May 13, 2020 — BarryK

Here in Western Australia, we have restrictions where we can drive. As I live in Perth, I am only allowed to go camping in the Perth-Peel Regions. Though, from Monday 18th May, this will be eased and driving will be allowed to the Wheatbelt, South West and Great Southern Regions. That is good, but most of the grey nomads would prefer to be able to drive north, toward warmer climate.

I checked out what DPAW campgrounds are in the Perth-Peel Regions, and also don't require pre-booking. Not much choice, in fact, no choice, only Nanga Mill and Nanga Townsite campgrounds are first-come-first-served, no booking. So, decided to get away for a couple of days.

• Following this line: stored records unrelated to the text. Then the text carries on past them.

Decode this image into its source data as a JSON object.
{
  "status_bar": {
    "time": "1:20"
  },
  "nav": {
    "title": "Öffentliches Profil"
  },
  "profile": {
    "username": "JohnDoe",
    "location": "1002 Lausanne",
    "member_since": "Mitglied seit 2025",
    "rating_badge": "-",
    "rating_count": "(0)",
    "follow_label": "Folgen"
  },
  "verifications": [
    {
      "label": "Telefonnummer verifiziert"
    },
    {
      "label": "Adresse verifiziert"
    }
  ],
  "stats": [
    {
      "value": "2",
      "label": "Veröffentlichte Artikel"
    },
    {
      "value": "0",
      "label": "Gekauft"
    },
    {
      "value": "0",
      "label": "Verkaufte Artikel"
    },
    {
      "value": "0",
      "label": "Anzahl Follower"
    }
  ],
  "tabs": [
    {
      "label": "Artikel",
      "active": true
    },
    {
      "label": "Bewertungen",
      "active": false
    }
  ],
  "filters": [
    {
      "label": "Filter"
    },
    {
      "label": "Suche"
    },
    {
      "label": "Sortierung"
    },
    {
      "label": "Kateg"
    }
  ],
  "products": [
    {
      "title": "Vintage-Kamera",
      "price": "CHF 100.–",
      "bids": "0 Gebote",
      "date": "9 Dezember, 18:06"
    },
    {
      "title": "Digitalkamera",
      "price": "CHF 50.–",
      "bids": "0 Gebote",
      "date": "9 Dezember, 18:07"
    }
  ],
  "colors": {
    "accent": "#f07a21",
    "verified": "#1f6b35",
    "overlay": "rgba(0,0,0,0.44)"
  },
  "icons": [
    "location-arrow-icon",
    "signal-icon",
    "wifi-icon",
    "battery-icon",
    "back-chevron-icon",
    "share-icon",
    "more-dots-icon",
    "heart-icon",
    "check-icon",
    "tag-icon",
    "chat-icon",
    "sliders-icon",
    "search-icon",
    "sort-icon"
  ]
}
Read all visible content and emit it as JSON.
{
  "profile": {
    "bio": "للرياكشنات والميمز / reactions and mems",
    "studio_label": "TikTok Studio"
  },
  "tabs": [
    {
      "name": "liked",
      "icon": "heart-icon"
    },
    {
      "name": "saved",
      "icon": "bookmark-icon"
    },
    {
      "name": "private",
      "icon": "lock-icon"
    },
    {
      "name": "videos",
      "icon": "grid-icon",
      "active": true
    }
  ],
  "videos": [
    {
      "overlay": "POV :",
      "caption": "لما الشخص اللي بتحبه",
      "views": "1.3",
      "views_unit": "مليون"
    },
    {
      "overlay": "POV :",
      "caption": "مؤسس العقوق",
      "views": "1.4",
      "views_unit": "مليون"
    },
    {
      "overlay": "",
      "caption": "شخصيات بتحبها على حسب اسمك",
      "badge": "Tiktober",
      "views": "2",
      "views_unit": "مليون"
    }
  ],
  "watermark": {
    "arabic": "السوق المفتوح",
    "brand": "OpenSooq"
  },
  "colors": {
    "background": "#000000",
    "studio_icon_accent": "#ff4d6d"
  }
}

If you live in Perth and just want a quick get-away for the weekend, it is a good choice, only about 1 hour and 30 minutes drive. You drive south from Perth, on the South Western Highway, through Byford, then before Pinjarra there is a turn-off to the left, to Dwellingup. Arrive Dwellingup, turn left at main street t-junction, go out of town, and Nanga Road is on the right.

Here is the DPAW page:

Concession price is AU$8 one-time entry fee per car, and AU$7 per night, per person.

I have to admit, these days I prefer coastal camping, just find the ocean, beaches, etc., so much more interesting. But, thick bushland, tall trees, do have some attraction.

Tall trees, yes, nestled in a valley beside a stream -- very nice, but a problem for my solar panel. I chose the sunniest spot, and got sun from about 9.00am to 2.30pm -- either side of those times the sun was partly obscured by trees. Winter here, so the sunshine hours will be more in the other three seasons.

This is my camping spot, I am on the right:


...doesn't look like many people camping there, but there were, lots of people, spread along the stream bank. Most of them were in more thickly-treed spots then mine.

It was interesting to observe the type of people there. More of the city get-away-for-a-few-days crowd, than holidayers and grey nomads. Consequently, some of the groups were "living it up" a bit more than I am accustomed to.

The group next to me, on left in above photo, had a radio running from arrival until late at night. On the other side, a fellow played "bongo drums".

The campsite does not have a camp kitchen, but does have open-air gas barbecues and fire pits. Many groups availed themselves of the latter, and there was a pall of smoke thoughout the campsite in the evening. I don't mind smoke though. Here is one of the barbecues and one of the bigger firepits:


...the gas is free.

The campsite runs along a stream, which was no more than about 12 inches deep at the deepest, so paddling only:


I didn't see them, but apparently some of the nearby campsites have places where you can swim.

So, what is there to do, apart from paddling in the stream? There are walking trails, various lengths, up to an 18km loop.

So, thumbs-up or thumbs-down? Personally, I would have preferred a covered kitchen area, and gas-ring stove would have been nice. I spotted one tap, with non-potable water. There are toilets, the deep-drop kind, and they were clean and didn't smell.

You have to bring your own wood, and bags are available in Dwellingup for $10. I have been to DPAW campsites that have wood available for free.

No phone signal, though there is a notice that Telstra intends to put a tower there. Radio reception on AM band had a lot of background hiss and only one station, 558KHz, was listenable. Nothing on FM.

Yeah, overall OK. Depends what you want. A weekend get-away with your friends, then ticks the boxes.  As a stop-over as you do the "big lap" around Australia, ticks the boxes also. After a few days, most people would be bored and would want to move on, I reckon -- but then, everyone is different, and some might like an extended stay, just going for long walks. Here is some feedback at TripAdvisor:

...some of the other campsites, that require pre-booking,  within Lane Pool Reserve look very interesting.

Tags: nomad